» Work to be completed
The expected output is every line of the data exactly as shown, minus the images.

» Entries from a dataset of interfaces
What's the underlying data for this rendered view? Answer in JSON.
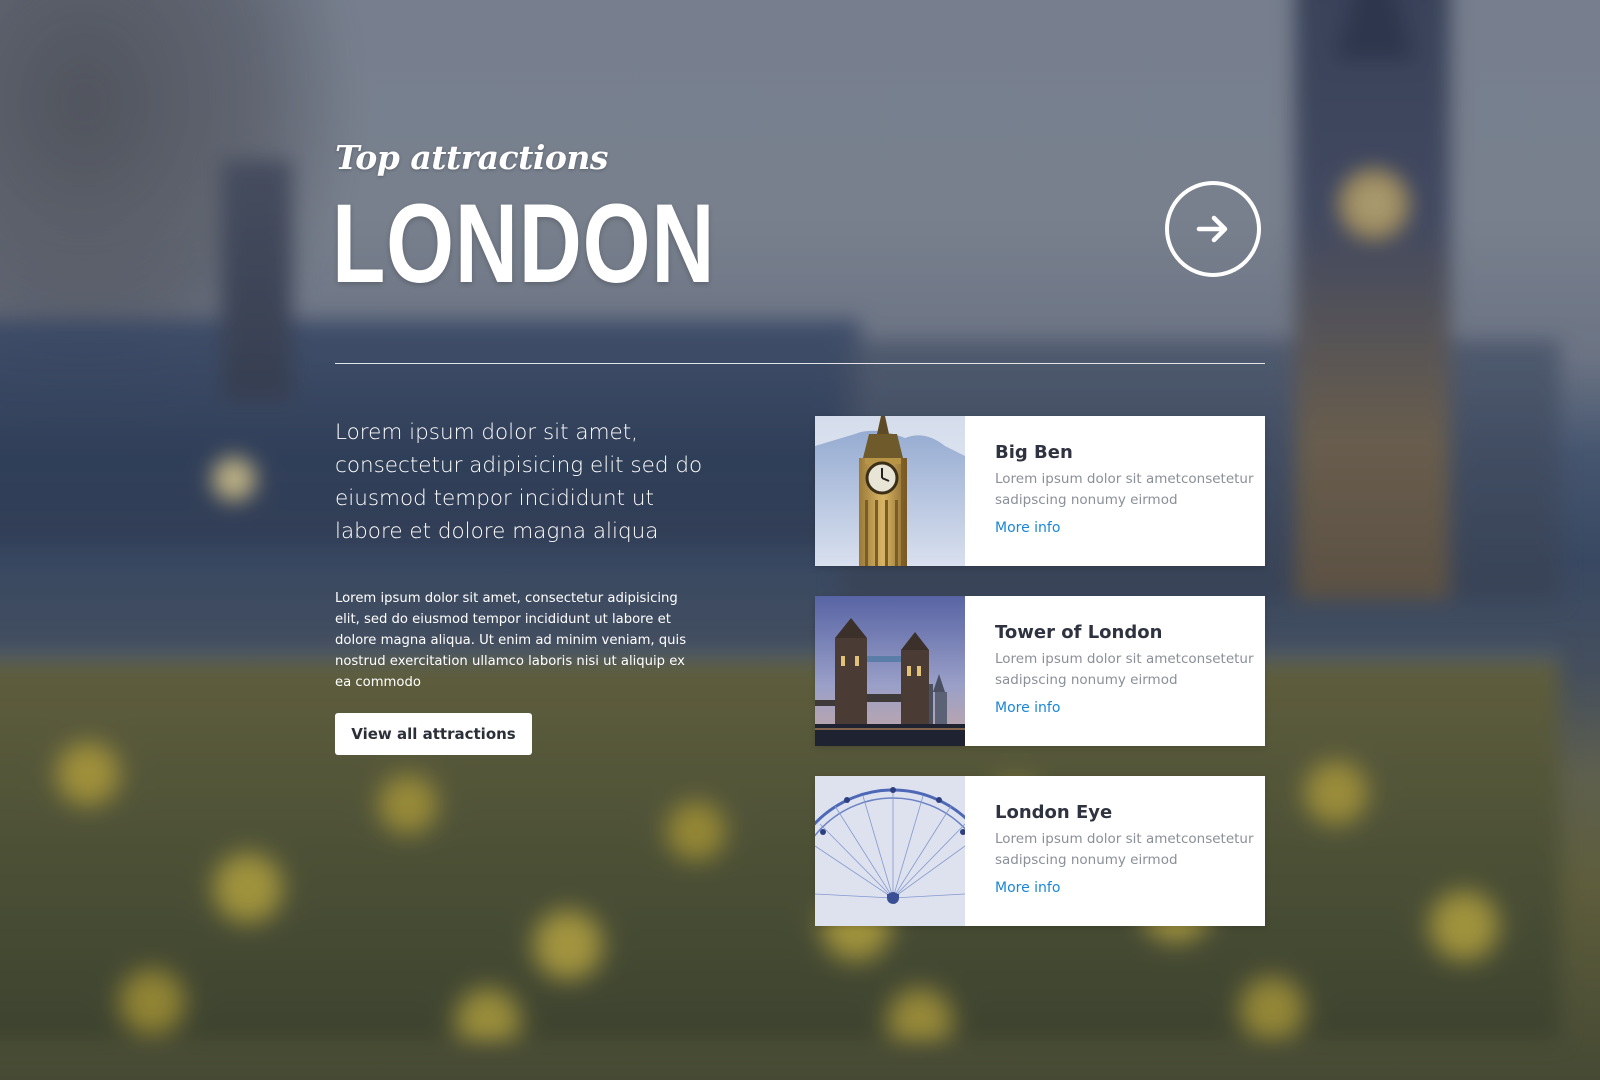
{
  "hero": {
    "eyebrow": "Top attractions",
    "title": "LONDON"
  },
  "next_button": {
    "icon": "arrow-right-icon"
  },
  "intro": {
    "lead": "Lorem ipsum dolor sit amet, consectetur adipisicing elit sed do eiusmod tempor incididunt ut labore et dolore magna aliqua",
    "body": "Lorem ipsum dolor sit amet, consectetur adipisicing elit, sed do eiusmod tempor incididunt ut labore et dolore magna aliqua. Ut enim ad minim veniam, quis nostrud exercitation ullamco laboris nisi ut aliquip ex ea commodo",
    "cta_label": "View all attractions"
  },
  "attractions": [
    {
      "name": "Big Ben",
      "description": "Lorem ipsum dolor sit ametconsetetur sadipscing nonumy eirmod",
      "link_label": "More info",
      "image": "big-ben-photo"
    },
    {
      "name": "Tower of London",
      "description": "Lorem ipsum dolor sit ametconsetetur sadipscing nonumy eirmod",
      "link_label": "More info",
      "image": "tower-bridge-photo"
    },
    {
      "name": "London Eye",
      "description": "Lorem ipsum dolor sit ametconsetetur sadipscing nonumy eirmod",
      "link_label": "More info",
      "image": "london-eye-photo"
    }
  ],
  "colors": {
    "link": "#1a86d9",
    "card_title": "#2f3340",
    "card_text": "#8b8f98",
    "button_text": "#2b2f38"
  }
}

» Result of this exercise
What's the underlying data for this rendered view? Answer in JSON.
{
  "hero": {
    "eyebrow": "Top attractions",
    "title": "LONDON"
  },
  "next_button": {
    "icon": "arrow-right-icon"
  },
  "intro": {
    "lead": "Lorem ipsum dolor sit amet, consectetur adipisicing elit sed do eiusmod tempor incididunt ut labore et dolore magna aliqua",
    "body": "Lorem ipsum dolor sit amet, consectetur adipisicing elit, sed do eiusmod tempor incididunt ut labore et dolore magna aliqua. Ut enim ad minim veniam, quis nostrud exercitation ullamco laboris nisi ut aliquip ex ea commodo",
    "cta_label": "View all attractions"
  },
  "attractions": [
    {
      "name": "Big Ben",
      "description": "Lorem ipsum dolor sit ametconsetetur sadipscing nonumy eirmod",
      "link_label": "More info",
      "image": "big-ben-photo"
    },
    {
      "name": "Tower of London",
      "description": "Lorem ipsum dolor sit ametconsetetur sadipscing nonumy eirmod",
      "link_label": "More info",
      "image": "tower-bridge-photo"
    },
    {
      "name": "London Eye",
      "description": "Lorem ipsum dolor sit ametconsetetur sadipscing nonumy eirmod",
      "link_label": "More info",
      "image": "london-eye-photo"
    }
  ],
  "colors": {
    "link": "#1a86d9",
    "card_title": "#2f3340",
    "card_text": "#8b8f98",
    "button_text": "#2b2f38"
  }
}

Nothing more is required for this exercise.